Eco-Living

People are often discussing living sustainably, being environmentally friendly and reducing their carbon footprint.

The more inventive and environmentally conscious amongst us have already began establishing eco-homes that include hobbit-like houses that are built into the ground and builds that generate more energy than they use. However, even the most environmentally aware of us cannot live completely eco-friendly.

The good news is that you do not have to move your family or construct your own house from organic materials in order to make your home into a more environmentally friendly space. There are small steps you can take and habits you can break within your home that will help you live greener, without the major sacrifices. Combating an environmental crisis appears big, but making small changes within your own home is a good place to start.
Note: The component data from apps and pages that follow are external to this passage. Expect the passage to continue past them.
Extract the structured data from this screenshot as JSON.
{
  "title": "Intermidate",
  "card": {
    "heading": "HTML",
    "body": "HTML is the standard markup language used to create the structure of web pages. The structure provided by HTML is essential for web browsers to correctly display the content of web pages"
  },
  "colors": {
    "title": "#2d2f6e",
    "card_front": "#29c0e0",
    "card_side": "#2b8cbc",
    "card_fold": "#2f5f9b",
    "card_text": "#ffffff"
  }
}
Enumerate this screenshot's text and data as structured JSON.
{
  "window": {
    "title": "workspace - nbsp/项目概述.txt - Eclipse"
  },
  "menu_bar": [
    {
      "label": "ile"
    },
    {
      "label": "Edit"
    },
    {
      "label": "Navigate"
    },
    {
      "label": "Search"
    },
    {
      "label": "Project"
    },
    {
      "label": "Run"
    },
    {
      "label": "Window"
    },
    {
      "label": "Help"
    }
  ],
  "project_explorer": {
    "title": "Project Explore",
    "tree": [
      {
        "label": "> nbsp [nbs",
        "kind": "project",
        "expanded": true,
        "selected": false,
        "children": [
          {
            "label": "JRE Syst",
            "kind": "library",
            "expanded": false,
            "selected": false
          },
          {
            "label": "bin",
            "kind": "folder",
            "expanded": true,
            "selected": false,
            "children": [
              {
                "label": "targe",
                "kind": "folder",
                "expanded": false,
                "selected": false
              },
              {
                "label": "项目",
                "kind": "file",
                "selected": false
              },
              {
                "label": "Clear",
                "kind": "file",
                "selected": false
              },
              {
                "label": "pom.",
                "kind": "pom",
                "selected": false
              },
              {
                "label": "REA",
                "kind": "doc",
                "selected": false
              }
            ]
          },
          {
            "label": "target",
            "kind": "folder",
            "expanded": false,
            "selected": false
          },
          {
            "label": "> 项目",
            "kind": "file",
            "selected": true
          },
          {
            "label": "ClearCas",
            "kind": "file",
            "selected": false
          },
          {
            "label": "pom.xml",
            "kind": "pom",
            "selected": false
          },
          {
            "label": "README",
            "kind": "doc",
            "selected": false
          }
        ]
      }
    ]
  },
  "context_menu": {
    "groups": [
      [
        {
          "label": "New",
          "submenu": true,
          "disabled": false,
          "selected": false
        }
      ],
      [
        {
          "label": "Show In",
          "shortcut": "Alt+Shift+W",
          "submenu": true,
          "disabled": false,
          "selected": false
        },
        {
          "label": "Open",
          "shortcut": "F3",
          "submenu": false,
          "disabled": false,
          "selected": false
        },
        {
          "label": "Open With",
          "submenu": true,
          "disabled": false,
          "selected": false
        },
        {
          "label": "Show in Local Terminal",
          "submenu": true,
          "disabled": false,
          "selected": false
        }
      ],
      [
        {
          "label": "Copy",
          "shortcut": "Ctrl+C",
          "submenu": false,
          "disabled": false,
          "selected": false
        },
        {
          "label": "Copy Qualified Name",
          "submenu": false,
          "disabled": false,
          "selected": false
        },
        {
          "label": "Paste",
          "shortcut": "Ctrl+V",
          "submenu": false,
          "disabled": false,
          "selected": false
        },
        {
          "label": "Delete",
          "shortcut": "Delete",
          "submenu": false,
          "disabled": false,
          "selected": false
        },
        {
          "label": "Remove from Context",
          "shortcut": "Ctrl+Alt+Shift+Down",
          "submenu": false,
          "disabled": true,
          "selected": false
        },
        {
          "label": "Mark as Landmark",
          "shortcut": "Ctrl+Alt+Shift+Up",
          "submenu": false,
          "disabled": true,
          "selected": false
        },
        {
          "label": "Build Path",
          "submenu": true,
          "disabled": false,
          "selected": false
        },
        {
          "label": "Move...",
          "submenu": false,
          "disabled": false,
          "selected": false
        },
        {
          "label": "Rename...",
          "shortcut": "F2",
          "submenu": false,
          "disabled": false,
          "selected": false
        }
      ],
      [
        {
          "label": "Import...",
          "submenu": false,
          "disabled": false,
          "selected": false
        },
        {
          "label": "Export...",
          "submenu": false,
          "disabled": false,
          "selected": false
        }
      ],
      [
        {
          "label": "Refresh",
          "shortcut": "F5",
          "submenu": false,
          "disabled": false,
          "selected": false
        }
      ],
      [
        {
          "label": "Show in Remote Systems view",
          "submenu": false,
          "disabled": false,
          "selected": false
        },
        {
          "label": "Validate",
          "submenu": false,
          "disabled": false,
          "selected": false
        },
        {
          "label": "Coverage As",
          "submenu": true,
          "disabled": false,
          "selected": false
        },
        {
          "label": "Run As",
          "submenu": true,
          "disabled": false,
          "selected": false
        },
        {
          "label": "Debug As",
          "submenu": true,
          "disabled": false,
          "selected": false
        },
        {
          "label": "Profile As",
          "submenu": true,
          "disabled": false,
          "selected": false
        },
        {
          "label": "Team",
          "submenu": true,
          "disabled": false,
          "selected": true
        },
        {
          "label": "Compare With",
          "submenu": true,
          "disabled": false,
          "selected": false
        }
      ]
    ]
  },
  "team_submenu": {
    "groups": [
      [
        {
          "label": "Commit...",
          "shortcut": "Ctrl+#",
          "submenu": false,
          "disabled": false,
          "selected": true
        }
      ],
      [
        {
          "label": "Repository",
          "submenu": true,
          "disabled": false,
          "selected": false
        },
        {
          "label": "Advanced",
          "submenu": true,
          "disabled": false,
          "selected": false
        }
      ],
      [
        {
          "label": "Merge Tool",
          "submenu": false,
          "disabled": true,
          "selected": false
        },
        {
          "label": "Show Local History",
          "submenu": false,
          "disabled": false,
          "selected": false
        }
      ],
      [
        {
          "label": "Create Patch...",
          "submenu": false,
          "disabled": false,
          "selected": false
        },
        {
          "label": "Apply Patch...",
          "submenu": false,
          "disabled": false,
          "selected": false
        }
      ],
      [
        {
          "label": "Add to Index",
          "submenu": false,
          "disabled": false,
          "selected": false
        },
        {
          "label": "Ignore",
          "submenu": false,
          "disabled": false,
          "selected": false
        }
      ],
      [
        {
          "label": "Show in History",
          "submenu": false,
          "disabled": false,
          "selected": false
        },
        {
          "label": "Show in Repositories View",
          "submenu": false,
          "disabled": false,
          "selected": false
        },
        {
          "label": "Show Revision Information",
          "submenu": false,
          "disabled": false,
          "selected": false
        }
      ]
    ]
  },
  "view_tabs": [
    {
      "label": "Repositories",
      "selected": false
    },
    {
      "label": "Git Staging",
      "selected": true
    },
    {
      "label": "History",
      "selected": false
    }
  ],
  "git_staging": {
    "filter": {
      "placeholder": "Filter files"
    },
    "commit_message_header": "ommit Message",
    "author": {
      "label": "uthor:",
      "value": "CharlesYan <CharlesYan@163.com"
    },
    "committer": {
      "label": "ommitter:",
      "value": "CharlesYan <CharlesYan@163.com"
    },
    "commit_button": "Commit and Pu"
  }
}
The easiest switch to make when it comes to making your home eco-friendlier is to swap your usual cleaning products to natural products that keep both your home and the environment clean. The chemicals found in the majority of household cleaning products are harmful to the environment, but they can easily be replaced. For tougher cleaning tasks, there are many companies that now create eco-friendly and ethical products that won’t damage the environment but still get the job done in your home.
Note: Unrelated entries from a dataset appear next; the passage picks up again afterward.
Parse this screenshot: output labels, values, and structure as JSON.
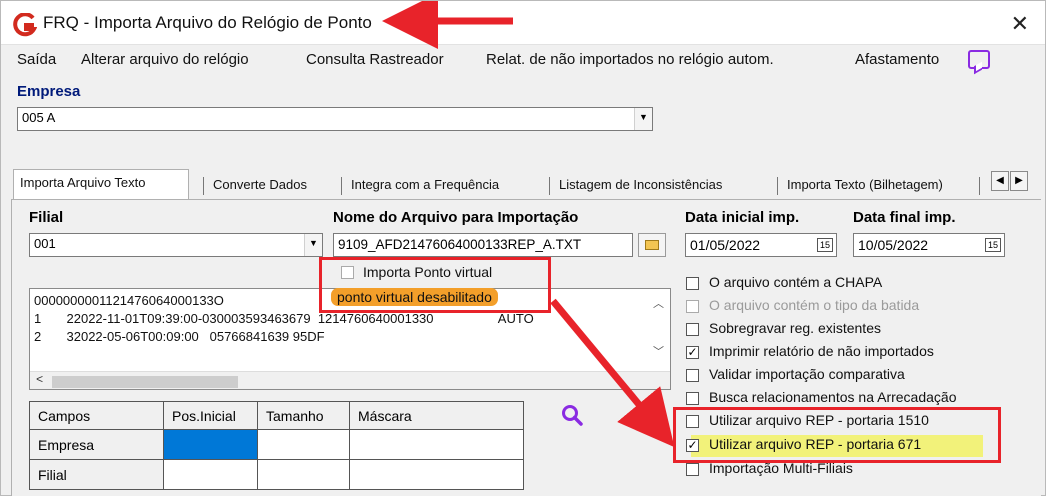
{
  "window": {
    "title": "FRQ - Importa Arquivo do Relógio de Ponto",
    "close_symbol": "✕"
  },
  "menu": {
    "items": [
      "Saída",
      "Alterar arquivo do relógio",
      "Consulta Rastreador",
      "Relat. de não importados no relógio autom.",
      "Afastamento"
    ],
    "afastamento_icon": "chat-icon"
  },
  "empresa": {
    "label": "Empresa",
    "value": "005 A"
  },
  "tabs": [
    {
      "label": "Importa Arquivo Texto",
      "active": true
    },
    {
      "label": "Converte Dados"
    },
    {
      "label": "Integra com a Frequência"
    },
    {
      "label": "Listagem de Inconsistências"
    },
    {
      "label": "Importa Texto (Bilhetagem)"
    }
  ],
  "filial": {
    "label": "Filial",
    "value": "001"
  },
  "arquivo": {
    "label": "Nome do Arquivo para Importação",
    "value": "9109_AFD21476064000133REP_A.TXT"
  },
  "data_inicial": {
    "label": "Data inicial imp.",
    "value": "01/05/2022",
    "calendar_glyph": "15"
  },
  "data_final": {
    "label": "Data final imp.",
    "value": "10/05/2022",
    "calendar_glyph": "15"
  },
  "ponto_virtual": {
    "label": "Importa Ponto virtual",
    "checked": false,
    "tooltip": "ponto virtual desabilitado"
  },
  "preview": {
    "lines": [
      "0000000001121476064000133O",
      "1       22022-11-01T09:39:00-030003593463679  1214760640001330                  AUTO",
      "2       32022-05-06T00:09:00   05766841639 95DF"
    ]
  },
  "options": [
    {
      "label": "O arquivo contém a CHAPA",
      "checked": false,
      "disabled": false
    },
    {
      "label": "O arquivo contém o tipo da batida",
      "checked": false,
      "disabled": true
    },
    {
      "label": "Sobregravar reg. existentes",
      "checked": false,
      "disabled": false
    },
    {
      "label": "Imprimir relatório de não importados",
      "checked": true,
      "disabled": false
    },
    {
      "label": "Validar importação comparativa",
      "checked": false,
      "disabled": false
    },
    {
      "label": "Busca relacionamentos na Arrecadação",
      "checked": false,
      "disabled": false
    },
    {
      "label": "Utilizar arquivo REP - portaria 1510",
      "checked": false,
      "disabled": false
    },
    {
      "label": "Utilizar arquivo REP - portaria 671",
      "checked": true,
      "disabled": false
    },
    {
      "label": "Importação Multi-Filiais",
      "checked": false,
      "disabled": false
    }
  ],
  "grid": {
    "headers": [
      "Campos",
      "Pos.Inicial",
      "Tamanho",
      "Máscara"
    ],
    "rows": [
      "Empresa",
      "Filial"
    ]
  },
  "colors": {
    "annotation_red": "#e8232a",
    "label_blue": "#001a7a",
    "tooltip_orange": "#f39f2a",
    "highlight_yellow": "#f2f27a",
    "selection_blue": "#0078d7",
    "search_purple": "#8a2be2"
  }
}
For more day-to-day cleaning, you can use everyday kitchen products such as citric acid and bicarbonate of soda that won’t contaminate water supplies. Personal cleaning can also have a detriment on the environment. Things such as non-biodegradable plastic microbeads that are in many common personal care products end up infiltrating and inevitably damaging our water systems when they are flushed down the shower or sink.

You can also begin to shop more environmentally friendly, from buying recycled toilet tissue to taking your own containers to fill up fruit, veg and even meat products. Stores such as Morrisons now offer customers to option to bring their own containers to their meat and fish counters, in order to save on plastic packaging.

Recycling shops are also popping up all over the country, including Monmouthshire’s own ‘The Shop’, which opened in early October. As well as buying recycled items, you can also donate your own unwanted products rather than discarding them to landfill.

As well as creating a greener shopping experience, all profits that are made from sales will go towards supporting climate change initiatives such as tree planting and community garden projects. Buying from recycled and zero-waste stores is an easy and convenient way to do your bit for the environment, without having to make any dramatic lifestyle changes.

Day to day habits in our home can also be affecting our footprint far more than we may realise. Things such as opening the oven door less when we’re cooking, taking shorter showers every day and not discarding fresh produce when it reaches a best before date seem like small and insignificant factors, but they can help make your home eco-friendlier. Food waste, in particular, is a massive problem in the UK, and in 2015 alone, food that was thrown away was valued at a staggering £15 billion. Around 70% of this food waste is edible.

Major supermarket Tesco has recently taken initiative to discard best before dates on their fresh produce in a bid to combat the food waste crisis. 116 fruits and vegetables will no longer have a best before date, and staff can use their own judgement to decide when food should begin to be marked down due to quality. Creating a zero-food waste house would be incredibly difficult, if not impossible. However, food waste can go to use. For the times when your fresh produce is too far gone, compost the waste rather than throwing it into your bin bag. Composting your food waste will prevent the release of greenhouse gases, as well as creating a rich soil for your garden – there is really no reason to not start practicing this within your home.

Growing your own fruit and veg, having meatless meals once or twice a week, and eating at home more are all ways in which you can use food to lower your carbon footprint in the home.